After a late start, snow fencing is going up in Penn Forest Township.
During several earlier snowstorms this season, motorists along the Route 903 and Maury Road mountain summit could only wonder what's going on as they drove through drifting snow and could see, in the distance, a neat row of snow fencing lying in the open fields.
According to Ron Young, spokesmen for PennDOT Engineering District 5, "Snow fencing starts going up Nov. 1 and is taken down on April 15. This year, the first storm was mid-October. Our folks have not been able to schedule to get the fence up due to other requirements."
Certain properties adjacent to roads in Penn Forest Township are barren of trees, shrubs and barriers. In the summer, unless they are plantings, runoff problems occur. In the winter, they allow snow to sweep onto the roadways, making them difficult to keep clear.
According to Young, for about 15 years, PennDOT has attempted to lessen this problem by installing snow fences.
"Snow fencing is not mandatory in Pennsylvania," Young noted. "It is at the discretion of each engineering district."
PennDOT currently uses a wire-tied fence of wooden slats for snow fencing. It is designed so that when the snow blows over the fence, a low pressure area forms on the downstream side of the fence. The particles of snow are sucked into the low pressure area. Because the snow accumulates on the downstream side of the fence, the fence must be set back from the road.
PennDOT tries to work with the landowners where the snow is blowing across the road. Where the property is used for farming, they wait until Nov. 1 to allow sufficient time for the crops to be harvested. This year, it turned out they waited too long. The snow came and between having crews plow the roads, having a buildup of snow on the snow fencing that had been positioned in bundles in the fields, and having a period of intense cold, PennDOT crews got a late start on installing the snow fencing.
In the future, PennDOT hopes to work with property owners to establish natural snow fencing such as plantings for residences, and not harvesting several rows of corn on farms. This approach would have the snow barriers in place even if there is an early snowfall while reducing PennDOT's labor to transport, install and remove the fencing.
According to Penn Forest Township, there were reports of poor traction and an accident related to the blowing snow. Young said PennDOT is looking into that, but meanwhile, while the weather has become milder, they are installing the snow fencing.

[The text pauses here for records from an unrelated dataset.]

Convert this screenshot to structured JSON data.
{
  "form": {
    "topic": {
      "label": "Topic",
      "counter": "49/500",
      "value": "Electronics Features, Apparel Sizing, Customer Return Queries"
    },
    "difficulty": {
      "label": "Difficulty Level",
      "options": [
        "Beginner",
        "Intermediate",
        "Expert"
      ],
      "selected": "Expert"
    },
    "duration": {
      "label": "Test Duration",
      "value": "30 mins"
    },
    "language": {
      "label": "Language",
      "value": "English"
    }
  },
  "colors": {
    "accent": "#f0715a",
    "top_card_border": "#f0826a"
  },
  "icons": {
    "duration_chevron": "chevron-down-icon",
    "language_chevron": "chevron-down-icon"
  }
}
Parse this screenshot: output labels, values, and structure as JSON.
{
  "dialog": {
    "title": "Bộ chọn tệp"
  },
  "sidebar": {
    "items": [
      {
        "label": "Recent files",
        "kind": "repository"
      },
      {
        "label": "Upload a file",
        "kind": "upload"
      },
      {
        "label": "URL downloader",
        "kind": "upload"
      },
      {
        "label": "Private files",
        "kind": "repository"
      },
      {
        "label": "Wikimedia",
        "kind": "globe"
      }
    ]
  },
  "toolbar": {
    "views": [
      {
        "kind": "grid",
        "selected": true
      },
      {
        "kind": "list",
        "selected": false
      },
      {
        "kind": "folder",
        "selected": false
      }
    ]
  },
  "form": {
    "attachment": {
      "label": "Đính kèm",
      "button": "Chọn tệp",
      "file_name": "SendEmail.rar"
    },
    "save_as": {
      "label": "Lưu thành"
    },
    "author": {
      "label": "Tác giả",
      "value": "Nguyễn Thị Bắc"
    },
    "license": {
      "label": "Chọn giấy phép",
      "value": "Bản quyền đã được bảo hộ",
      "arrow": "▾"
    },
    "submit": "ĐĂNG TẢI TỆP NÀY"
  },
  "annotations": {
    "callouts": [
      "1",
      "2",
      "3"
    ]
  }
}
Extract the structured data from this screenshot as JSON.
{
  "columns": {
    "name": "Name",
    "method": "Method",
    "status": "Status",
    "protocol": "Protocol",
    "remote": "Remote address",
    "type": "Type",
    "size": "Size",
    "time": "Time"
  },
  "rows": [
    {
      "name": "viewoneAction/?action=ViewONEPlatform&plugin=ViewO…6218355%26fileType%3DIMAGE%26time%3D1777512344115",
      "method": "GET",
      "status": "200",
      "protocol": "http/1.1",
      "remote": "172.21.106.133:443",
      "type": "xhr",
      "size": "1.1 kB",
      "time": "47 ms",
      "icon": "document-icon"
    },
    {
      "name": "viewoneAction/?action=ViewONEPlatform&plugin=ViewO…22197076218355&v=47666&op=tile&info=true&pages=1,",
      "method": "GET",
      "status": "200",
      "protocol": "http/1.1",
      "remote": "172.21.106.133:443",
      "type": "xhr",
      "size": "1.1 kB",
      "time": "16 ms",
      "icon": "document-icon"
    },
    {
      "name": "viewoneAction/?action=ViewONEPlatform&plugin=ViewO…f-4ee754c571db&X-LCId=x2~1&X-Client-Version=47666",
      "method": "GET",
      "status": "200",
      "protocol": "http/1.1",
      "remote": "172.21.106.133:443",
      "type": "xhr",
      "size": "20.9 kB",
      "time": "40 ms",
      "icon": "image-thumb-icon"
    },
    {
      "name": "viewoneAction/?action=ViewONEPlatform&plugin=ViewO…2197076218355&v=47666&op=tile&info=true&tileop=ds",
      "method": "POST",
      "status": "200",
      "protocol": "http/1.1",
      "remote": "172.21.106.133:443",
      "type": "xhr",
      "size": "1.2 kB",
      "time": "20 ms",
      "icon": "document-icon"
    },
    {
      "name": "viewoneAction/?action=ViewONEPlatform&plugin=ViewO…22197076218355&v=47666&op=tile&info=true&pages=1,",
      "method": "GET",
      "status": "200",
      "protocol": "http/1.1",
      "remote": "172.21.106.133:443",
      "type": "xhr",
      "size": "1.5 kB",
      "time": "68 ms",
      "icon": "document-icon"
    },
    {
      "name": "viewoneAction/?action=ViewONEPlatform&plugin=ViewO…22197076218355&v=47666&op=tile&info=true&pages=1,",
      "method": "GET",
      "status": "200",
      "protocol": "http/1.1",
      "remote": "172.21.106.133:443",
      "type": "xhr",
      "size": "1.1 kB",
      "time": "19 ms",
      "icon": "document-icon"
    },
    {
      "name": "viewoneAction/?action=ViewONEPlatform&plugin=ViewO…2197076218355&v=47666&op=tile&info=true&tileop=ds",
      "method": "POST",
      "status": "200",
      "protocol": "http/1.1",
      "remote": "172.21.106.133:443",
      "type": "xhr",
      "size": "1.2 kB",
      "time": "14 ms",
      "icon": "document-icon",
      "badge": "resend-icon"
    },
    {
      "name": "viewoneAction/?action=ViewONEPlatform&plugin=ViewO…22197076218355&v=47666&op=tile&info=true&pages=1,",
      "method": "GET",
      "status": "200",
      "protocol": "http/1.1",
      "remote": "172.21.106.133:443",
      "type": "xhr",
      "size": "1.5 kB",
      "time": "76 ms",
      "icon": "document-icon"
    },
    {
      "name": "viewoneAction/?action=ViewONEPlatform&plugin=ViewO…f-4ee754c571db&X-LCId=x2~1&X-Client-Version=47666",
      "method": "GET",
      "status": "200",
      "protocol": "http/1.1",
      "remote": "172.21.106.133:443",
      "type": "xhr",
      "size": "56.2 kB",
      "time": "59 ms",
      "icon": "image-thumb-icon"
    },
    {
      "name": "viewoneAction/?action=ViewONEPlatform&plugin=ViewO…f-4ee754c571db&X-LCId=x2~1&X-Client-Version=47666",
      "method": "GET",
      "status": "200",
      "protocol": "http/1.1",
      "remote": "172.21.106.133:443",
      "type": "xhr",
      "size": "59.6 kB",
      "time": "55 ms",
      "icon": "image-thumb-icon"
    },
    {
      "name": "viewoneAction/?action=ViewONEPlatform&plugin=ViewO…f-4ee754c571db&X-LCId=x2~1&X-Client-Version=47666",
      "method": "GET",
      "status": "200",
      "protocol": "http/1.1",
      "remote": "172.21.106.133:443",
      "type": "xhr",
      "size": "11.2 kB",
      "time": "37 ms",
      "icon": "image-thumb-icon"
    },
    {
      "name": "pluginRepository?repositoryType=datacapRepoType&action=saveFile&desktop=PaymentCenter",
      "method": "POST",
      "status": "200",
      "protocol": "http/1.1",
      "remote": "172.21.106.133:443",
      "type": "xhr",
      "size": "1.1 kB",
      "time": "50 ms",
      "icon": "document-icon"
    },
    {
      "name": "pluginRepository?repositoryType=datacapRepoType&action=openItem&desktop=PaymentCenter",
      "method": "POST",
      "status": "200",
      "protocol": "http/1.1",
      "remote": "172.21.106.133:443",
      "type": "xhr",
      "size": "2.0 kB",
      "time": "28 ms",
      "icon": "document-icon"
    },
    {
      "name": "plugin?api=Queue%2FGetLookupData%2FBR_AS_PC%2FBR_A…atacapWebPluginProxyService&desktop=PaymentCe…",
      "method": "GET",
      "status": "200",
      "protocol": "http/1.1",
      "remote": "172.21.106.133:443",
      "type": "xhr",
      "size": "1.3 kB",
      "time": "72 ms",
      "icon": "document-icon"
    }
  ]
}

Young also said the delay in installing the snow fencing had nothing to do with the Pennsylvania budget cuts.
"Our funding is separate from the general budget," he said. "Our income comes from gasoline taxes, vehicle registration fees, and driver's license fees."
Young said that this has been a busy winter season for PennDOT but they are prepared with sufficient salt and aggregate, and a fleet of vehicles for any foreseen snow emergency.